"Now I love Pro Tools, I can't deny it. But I use it with a DJ mentality, and I'm still against it in certain ways. I think Serato [Scratch], which I just started using, is more dedicated to the DJ who has paid his dues and has carried billions of records. I play what I have gained through my whole knowledge of music and my library, and the same thing applies to Pro Tools. I think Pro Tools is a great gift for all of us who have dealt with tape. It can do a lot of things that I couldn't do in analogue; it allows you to mess up, and re-mess up and redo and undo, and so on. I am just in a whole different world and frame of mind these days and Pro Tools just enhances me as a producer and a person.
"The whole sound quality and HD thing is very important. It's all about where your ear is at and what you want out of a record. Sometimes I like it clean and sometimes I like it dirty. If it's hip-hop, I don't give a fuck about clean. You can still get grimy and gritty with Pro Tools, it's all about knowing how to dust it up a bit. For example, I use de-essers to create a certain sound, rather than to take the crispness out of certain sharp words. I'm always experimenting.

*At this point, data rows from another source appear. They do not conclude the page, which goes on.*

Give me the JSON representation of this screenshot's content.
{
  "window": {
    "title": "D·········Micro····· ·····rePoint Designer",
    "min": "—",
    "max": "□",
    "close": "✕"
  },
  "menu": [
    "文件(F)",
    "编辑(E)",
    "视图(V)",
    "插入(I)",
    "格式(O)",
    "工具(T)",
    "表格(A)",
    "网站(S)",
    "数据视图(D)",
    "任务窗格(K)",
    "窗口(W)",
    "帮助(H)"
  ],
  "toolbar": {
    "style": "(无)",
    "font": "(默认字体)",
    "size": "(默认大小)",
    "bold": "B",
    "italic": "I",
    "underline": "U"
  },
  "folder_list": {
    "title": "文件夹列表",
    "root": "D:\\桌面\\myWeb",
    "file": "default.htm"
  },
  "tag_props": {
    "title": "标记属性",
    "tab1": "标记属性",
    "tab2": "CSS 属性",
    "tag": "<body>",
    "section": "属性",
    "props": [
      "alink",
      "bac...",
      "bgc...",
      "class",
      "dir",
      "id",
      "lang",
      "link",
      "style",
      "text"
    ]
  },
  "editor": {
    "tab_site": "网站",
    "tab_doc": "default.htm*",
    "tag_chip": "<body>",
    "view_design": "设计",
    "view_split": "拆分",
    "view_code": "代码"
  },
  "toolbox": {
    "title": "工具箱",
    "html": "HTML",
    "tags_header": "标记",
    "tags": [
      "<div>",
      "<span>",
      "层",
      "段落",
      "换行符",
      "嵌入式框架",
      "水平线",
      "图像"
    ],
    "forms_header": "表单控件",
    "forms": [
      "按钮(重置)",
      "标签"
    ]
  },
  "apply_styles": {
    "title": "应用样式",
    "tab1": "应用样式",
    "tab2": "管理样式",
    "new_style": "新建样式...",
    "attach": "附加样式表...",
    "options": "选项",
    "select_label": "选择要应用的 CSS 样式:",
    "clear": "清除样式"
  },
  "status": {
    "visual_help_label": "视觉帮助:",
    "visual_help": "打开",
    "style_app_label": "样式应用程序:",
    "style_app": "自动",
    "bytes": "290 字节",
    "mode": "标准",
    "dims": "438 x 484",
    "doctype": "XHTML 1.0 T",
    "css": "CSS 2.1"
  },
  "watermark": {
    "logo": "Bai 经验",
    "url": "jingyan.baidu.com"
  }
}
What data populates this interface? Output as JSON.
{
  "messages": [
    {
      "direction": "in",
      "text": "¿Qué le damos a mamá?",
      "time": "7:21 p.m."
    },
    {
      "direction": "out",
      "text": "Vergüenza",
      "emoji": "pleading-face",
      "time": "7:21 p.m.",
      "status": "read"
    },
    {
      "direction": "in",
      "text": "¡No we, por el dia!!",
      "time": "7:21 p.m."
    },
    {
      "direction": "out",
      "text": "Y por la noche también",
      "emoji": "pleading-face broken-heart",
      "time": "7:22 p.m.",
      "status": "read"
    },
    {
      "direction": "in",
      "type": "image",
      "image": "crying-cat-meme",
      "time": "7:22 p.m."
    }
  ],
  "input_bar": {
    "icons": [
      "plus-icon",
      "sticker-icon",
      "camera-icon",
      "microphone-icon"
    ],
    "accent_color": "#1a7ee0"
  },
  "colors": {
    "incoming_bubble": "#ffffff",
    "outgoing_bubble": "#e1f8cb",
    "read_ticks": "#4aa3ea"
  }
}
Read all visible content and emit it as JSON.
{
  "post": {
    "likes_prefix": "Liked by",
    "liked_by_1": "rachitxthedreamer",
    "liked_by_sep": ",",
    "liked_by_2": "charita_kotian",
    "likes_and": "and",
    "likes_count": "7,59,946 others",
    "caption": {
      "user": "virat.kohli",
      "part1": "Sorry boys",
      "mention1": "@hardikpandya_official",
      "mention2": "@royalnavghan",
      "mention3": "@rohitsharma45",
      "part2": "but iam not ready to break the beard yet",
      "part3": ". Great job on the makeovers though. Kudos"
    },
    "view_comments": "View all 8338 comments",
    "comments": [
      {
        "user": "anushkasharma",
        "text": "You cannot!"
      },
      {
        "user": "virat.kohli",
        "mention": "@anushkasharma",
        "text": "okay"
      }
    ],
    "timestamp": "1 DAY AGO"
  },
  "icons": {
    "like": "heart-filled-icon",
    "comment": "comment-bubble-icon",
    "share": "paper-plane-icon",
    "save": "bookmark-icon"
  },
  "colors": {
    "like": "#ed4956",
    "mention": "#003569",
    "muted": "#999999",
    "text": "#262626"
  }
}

Sometimes Charles [Roane, DJ's studio partner] will say 'Man, you have so many effects on this track, you need to take one off.' But I say 'It's hip-hop and there are no rules.'
"It's all about making a match with what the MC is doing. I'm like a tailor: I can tailor the suit to fit what you want. An artist like Jay-Z will tell me what he wants the song to be before he even comes to the studio. I then make the track and the atmosphere sound the way he wants. Somebody like Guru gives me the titles to the entire album, and I make tracks to that. Other artists may come in with no ideas, they just want a hot Premier beat, so I'll listen to songs I like by them and come up with something that really fits them, so we get a marriage. It can't be just beats and lyrics, it has to be beats and lyrics intertwined, like when you clasp your hands together.
"You just have to know what you're doing, and hands down I totally know what I'm doing. God put me here to create music and do it well. My knowledge of music is so vast, there's no way I can ever mess up what I do."
Inside Track | Secrets Of The Mix Engineers
Thirty years after Led Zeppelin ended, Robert Plant has reached a second career high. His latest hit album was tracked and mixed by Mike Poole, using a mouth-watering selection of vintage equipment.
Interview | Engineers
With country guitars, what you hear on the record is what was played in the studio. We asked Nashville's leading engineers how they capture those tones.
Interview | Producer
Mike Vernon produced some of the greatest blues records of all time. A full decade after retiring, he's back in the studio with some of the British blues scene's brightest lights.
Some of the friends we've made over the years share their congratulations on our 25th birthday!
Interview | Music Production
The man behind the biggest UK single of the year — 'Pass Out' by Tinie Tempah — is 21-year-old musical prodigy and maverick Labrinth.
One of electronicas most adventurous spirits, Markus Popp has returned with an album that sounds surprisingly... musical. But is everything as it seems?
Interview | Engineer
Interview | Band
Interview | Producer
Four Decades Of De-evolution
Andrew VanWyngarden & Ben Goldwasser: Recording Congratulations
40 Years Of Krautrock
Producing The Defamation Of Strickland Banks
Inside Track: Johnny Cash | American VI: Aint No Grave
Steven Wilson: Recording & Marketing Porcupine Tree
From Rock Producer To Pop Songwriter
Five Decades In The Studio
Time Trial: Bringing Multitracks and MIDI into the 21st Century
Inside Track: Michael Bublé Youre Nobody Till Somebody Loves You